Kensington High Street station

Design-led Drupal for a local authority

In 2015, Royal Borough of Kensington and Chelsea commissioned us to build a new website in Drupal based on a design created by the Clearleft design agency.

Royal Borough of Kensington and Chelsea (www.rbkc.gov.uk) worked with Clearleft during 2014 to create a new website design in line with the Government Digital Service design principles. This work led to a design manual for content production and site architecture, as well as a pattern library and html prototypes. The design work actually predated the decision to use Drupal as a replacement CMS for the ageing Alterian Immediacy system, hence the "design-led". We were really impressed with the rigorous way the design manual interprets and applies the user-centred model at the heart of the GDS principles. For example:

4. Reduce, reduce, reduce again

Every superfluous page we create is one more dead end for an angry, frustrated, confused user, and makes it harder to find the pages which are actually useful. Join up systems and journeys to avoid repetition.

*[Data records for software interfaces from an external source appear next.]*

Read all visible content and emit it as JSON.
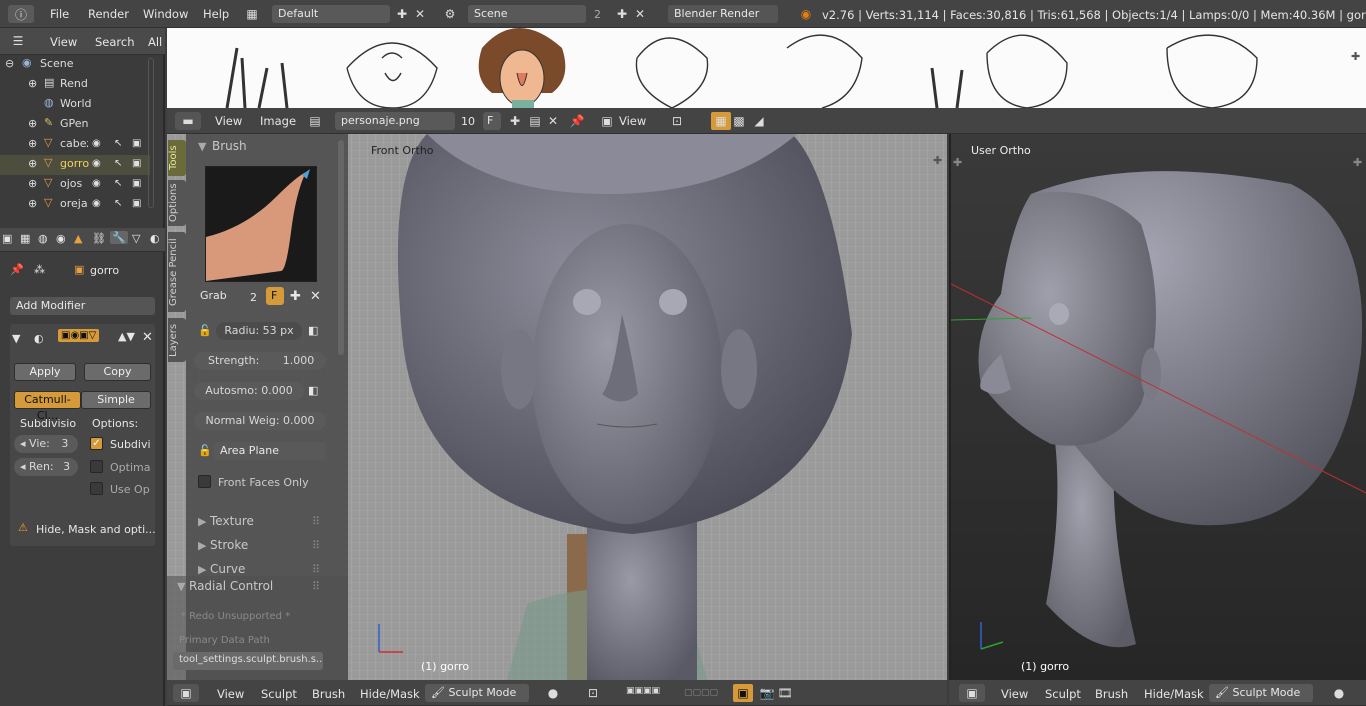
{
  "topbar": {
    "menus": [
      "File",
      "Render",
      "Window",
      "Help"
    ],
    "screen_layout": "Default",
    "scene": "Scene",
    "scene_users": "2",
    "engine": "Blender Render",
    "stats": "v2.76 | Verts:31,114 | Faces:30,816 | Tris:61,568 | Objects:1/4 | Lamps:0/0 | Mem:40.36M | gorro"
  },
  "outliner": {
    "view_label": "View",
    "search_label": "Search",
    "all_label": "All",
    "items": [
      {
        "label": "Scene",
        "icon": "scene-icon"
      },
      {
        "label": "Rend",
        "icon": "render-layers-icon"
      },
      {
        "label": "World",
        "icon": "world-icon"
      },
      {
        "label": "GPen",
        "icon": "grease-pencil-icon"
      },
      {
        "label": "cabeza",
        "icon": "mesh-icon"
      },
      {
        "label": "gorro",
        "icon": "mesh-icon"
      },
      {
        "label": "ojos",
        "icon": "mesh-icon"
      },
      {
        "label": "oreja",
        "icon": "mesh-icon"
      }
    ]
  },
  "properties": {
    "object_name": "gorro",
    "add_modifier": "Add Modifier",
    "apply": "Apply",
    "copy": "Copy",
    "catmull": "Catmull-Cl...",
    "simple": "Simple",
    "subdivisions_label": "Subdivisio",
    "options_label": "Options:",
    "view_field": "Vie:",
    "view_value": "3",
    "render_field": "Ren:",
    "render_value": "3",
    "subdiv_uv": "Subdivi",
    "optimal": "Optima",
    "use_op": "Use Op",
    "warning": "Hide, Mask and opti..."
  },
  "reference": {
    "menus": [
      "View",
      "Image"
    ],
    "image_name": "personaje.png",
    "image_users": "10",
    "fake_user": "F",
    "view_label": "View"
  },
  "tools": {
    "tabs": [
      "Tools",
      "Options",
      "Grease Pencil",
      "Layers"
    ],
    "brush_header": "Brush",
    "brush_name": "Grab",
    "brush_users": "2",
    "brush_fake": "F",
    "radius": "Radiu: 53 px",
    "strength_label": "Strength:",
    "strength_value": "1.000",
    "autosmooth": "Autosmo: 0.000",
    "normal_weight": "Normal Weig: 0.000",
    "plane": "Area Plane",
    "front_faces": "Front Faces Only",
    "sections": [
      "Texture",
      "Stroke",
      "Curve"
    ],
    "radial": "Radial Control",
    "redo": "* Redo Unsupported *",
    "primary": "Primary Data Path",
    "path_value": "tool_settings.sculpt.brush.s..."
  },
  "viewport_left": {
    "label": "Front Ortho",
    "object": "(1) gorro",
    "menus": [
      "View",
      "Sculpt",
      "Brush",
      "Hide/Mask"
    ],
    "mode": "Sculpt Mode"
  },
  "viewport_right": {
    "label": "User Ortho",
    "object": "(1) gorro",
    "menus": [
      "View",
      "Sculpt",
      "Brush",
      "Hide/Mask"
    ],
    "mode": "Sculpt Mode"
  },
  "colors": {
    "accent": "#d59a3a",
    "header": "#4a4a4a",
    "panel": "#3d3d3d"
  }
}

Apart from the user focus, the other point that jumps out of the design manual is that the design principles are being applied to every aspect of the site: content creation, content organisation, navigation, and media assets (images, video, etc). This is such a refreshing place to start, if you've been working with customers who think that design is just what something looks like.

The choice of Drupal was partly driven by the fact that RBKC shares resources with two other London boroughs: Westminster and Hammersmith & Fulham. Westminster had already made the move to Drupal, so the three boroughs decided to standardise as a way of reducing costs and maximising resources. In fact, subsequent to our engagement with RBKC, the Spanish-based Swiftcircle, with whom Code Enigma has a very close working partnership, built the Hammersmith site in Drupal.

Our development challenge at RBKC was to take the new design, including its content model, and work out how to apply that in Drupal. As it happened, the content model had a concept of 'topics' that mapped very easily to Drupal's taxonomy (tagging) system. Also, the internal web team had already started working on a beta version of their old Immediacy site where they applied the new design. That meant they were already doing a lot of thinking about how to repurpose and reduce legacy content, which made the migration task more straightforward.

The model we used for migration was a two stage exercise of exporting from SQL Server to CSV files, which ensured that the content was in the right format for then migrating into Drupal fields, using the Migrate module. The web manager  - Samantha Fanning - said that it was the least painful migration she'd ever been involved with.

As the Authority was concerned about being able to develop the new Drupal site after launch, we worked onsite much of the time, leading the development, but also training and mentoring the internal web team. This is a common model for us and we've written about it in detail on our Wellcome Trust and Oxford Council case studies.

The entire build and site launch was achieved in just over three months, and we now host this site on our Rackspace private cloud along with the sites of Westminster and Hammersmith & Fulham.